Monday, May 3, 2010
Yesterday it thrilled me, to find that interview with Leonard Pennario someone stuck up on You Tube. It beat out my other top stories, which were 1.) that I found a mantilla at an estate sale and 2.) that I managed to use all four of my Double Coupons Certificates shopping at Tops.
You should have seen me and my coupons! I am the Leonard Pennario of coupon users. I am a virtuoso! At the checkout, fellow customers were watching me agog.
"You saved so much," the woman behind me said. Honest, she actually said that! This was at the Grant Street Tops.
I said, modestly, "This is the first time I ever did it."
I was like Pennario in that interview talking about playing the Grieg Concerto in Dallas when he was 12.
"I had that youthful obliviousness to difficulty that, alas, soon vanishes," he said.
That was a stock line of his he used to feed to interviewers. He applied it to other things too, not just the Grieg Concerto when he was 12. He did not try to feed it to me, I will tell you that right now. I teased him about that line, which I saw in print several times referring to various episodes in his life. I said, "Leonard, what is this, Dickens? 'David Copperfield'?"
For Pennario that youthful obliviousness to difficulty never vanished! I mean, listen to this. It is new on You Tube courtesy of my friend Larry. It is Pennario playing the devastatingly difficult Schulz-Evler transcription of the "Blue Danube" Waltz.

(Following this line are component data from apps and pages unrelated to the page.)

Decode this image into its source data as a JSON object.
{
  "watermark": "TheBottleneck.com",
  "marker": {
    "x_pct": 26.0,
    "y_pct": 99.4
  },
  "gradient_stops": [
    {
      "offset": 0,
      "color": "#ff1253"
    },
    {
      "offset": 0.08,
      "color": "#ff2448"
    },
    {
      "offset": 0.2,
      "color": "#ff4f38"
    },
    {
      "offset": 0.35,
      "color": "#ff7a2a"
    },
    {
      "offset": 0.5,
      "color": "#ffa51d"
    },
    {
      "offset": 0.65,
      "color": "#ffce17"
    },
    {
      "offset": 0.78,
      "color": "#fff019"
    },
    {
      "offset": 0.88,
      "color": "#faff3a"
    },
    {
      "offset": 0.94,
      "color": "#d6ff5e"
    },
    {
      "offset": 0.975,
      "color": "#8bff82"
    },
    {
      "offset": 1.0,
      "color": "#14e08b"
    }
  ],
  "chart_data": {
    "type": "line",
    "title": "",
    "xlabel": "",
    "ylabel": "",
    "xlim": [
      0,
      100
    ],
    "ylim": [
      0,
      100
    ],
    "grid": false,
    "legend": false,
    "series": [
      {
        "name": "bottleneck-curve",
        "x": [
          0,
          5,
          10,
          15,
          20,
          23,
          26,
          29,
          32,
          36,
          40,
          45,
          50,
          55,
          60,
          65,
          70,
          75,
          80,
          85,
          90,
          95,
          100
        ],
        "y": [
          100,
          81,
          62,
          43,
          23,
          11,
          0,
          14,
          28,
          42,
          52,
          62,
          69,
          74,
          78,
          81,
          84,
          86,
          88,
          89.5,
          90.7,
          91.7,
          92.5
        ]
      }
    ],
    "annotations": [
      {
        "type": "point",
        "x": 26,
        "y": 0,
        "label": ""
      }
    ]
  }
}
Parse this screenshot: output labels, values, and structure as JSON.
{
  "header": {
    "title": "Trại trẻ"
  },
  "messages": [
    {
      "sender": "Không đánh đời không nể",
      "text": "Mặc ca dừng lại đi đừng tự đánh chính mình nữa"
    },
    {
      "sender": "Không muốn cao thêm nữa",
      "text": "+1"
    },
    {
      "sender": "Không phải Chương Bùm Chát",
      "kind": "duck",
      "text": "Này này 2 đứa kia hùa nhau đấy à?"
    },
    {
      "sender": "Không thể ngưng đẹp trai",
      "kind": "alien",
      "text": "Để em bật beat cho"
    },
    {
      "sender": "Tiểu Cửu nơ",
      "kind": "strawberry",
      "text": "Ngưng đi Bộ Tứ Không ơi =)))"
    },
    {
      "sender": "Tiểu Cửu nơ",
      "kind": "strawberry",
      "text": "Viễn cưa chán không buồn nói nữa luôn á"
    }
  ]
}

Anyway, I was thrilled to find that interview because video footage of Pennario is so rare. I mean it is practically nonexistent. The sound was a little bit off -- the words are not exactly in sync -- but still, just to see him smiling and talking, unbelievable.When I found it I watched it four or five times in a row.
Howard said, "I love his voice. The most confident man who ever lived." When I knew him he was old, of course, but his voice still sounded a lot like that.
It is great when something like this turns up.
It makes me wonder what else will appear!